The great many people interested in Canadian art today, more than ever before. Art today becoming rather a fashionable and well-organized commerce parading itself as culture, when art should be to us an expression of emotion. Academicians looking backwards, not forwards; Canadians looking forwards. The modern painter in Canada and with what he is concerned; interpreting his background. The chief thing that has been accomplished. The modern movement which has given Canada art direction where direction was lacking before, and creating a widespread interest. The certain amount of confusion in regard to the modern movement in art. The modern movement in Canada. The speaker's review of art in Canada, and Canadian art, and the influence or factor of European art.
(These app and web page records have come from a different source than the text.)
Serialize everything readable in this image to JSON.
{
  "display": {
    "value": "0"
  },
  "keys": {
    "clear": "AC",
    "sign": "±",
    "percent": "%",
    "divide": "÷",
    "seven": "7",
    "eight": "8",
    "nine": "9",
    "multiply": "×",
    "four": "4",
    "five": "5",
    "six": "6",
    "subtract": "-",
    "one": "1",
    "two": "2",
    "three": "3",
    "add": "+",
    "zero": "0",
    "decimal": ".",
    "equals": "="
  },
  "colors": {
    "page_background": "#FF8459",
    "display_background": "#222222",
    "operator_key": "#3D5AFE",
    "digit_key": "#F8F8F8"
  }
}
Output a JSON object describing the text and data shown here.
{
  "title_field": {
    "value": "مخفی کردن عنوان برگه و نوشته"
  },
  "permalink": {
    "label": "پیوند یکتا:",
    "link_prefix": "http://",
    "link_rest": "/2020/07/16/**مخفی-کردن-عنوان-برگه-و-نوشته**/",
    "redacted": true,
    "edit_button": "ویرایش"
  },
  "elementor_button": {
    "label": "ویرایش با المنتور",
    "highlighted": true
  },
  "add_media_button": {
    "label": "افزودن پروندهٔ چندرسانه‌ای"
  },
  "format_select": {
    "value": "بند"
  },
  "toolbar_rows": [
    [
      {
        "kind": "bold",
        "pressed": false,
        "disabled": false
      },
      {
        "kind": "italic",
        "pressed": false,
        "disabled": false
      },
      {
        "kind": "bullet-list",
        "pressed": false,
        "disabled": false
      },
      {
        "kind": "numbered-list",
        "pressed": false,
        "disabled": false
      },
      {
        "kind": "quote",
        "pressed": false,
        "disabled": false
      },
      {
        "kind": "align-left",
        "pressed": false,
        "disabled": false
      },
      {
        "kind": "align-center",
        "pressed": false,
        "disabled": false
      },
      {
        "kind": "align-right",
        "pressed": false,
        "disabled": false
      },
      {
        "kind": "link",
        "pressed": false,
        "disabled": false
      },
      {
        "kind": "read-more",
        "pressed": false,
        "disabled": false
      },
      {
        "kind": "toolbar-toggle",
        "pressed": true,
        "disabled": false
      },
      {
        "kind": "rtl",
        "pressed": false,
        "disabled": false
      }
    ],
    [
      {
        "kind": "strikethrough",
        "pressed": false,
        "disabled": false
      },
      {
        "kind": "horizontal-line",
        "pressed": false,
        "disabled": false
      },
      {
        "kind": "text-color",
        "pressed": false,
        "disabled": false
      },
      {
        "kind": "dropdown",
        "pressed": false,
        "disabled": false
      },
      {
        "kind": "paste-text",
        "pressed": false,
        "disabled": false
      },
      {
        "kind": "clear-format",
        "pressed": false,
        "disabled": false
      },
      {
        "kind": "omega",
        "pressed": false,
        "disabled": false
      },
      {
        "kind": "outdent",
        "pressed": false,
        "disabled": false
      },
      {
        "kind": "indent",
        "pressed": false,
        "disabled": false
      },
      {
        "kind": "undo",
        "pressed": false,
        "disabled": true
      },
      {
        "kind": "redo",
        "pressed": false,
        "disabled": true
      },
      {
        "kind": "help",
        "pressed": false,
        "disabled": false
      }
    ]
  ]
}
The 1910 exhibition sent to England by the Royal Canadian Academy, and reaction to it. The speaker's response to that reaction. Breaking with the European tradition. Remembering how little faith there was in any kind of Canada art when the speaker was a student in Montreal. The pioneering spirit in Canada as related to art. Some comments on what and where Canadian artists paint. Some experiences of the Group of Seven. The legacy of Thomson. The lack of appreciation of the work of the Group of Seven; how the artists have had to live. Recent invitations of modern Canadian art for exhibitions in the United States, and comments on them. Appreciation of Canadian art in London. Art as what makes a nation articulate, not painting alone but literature, drama, music, sculpture, architecture. Art as the voice of a nation speaking through time. The Canadian spirit in art that is the Group of Seven. A last word on modern Canadian art.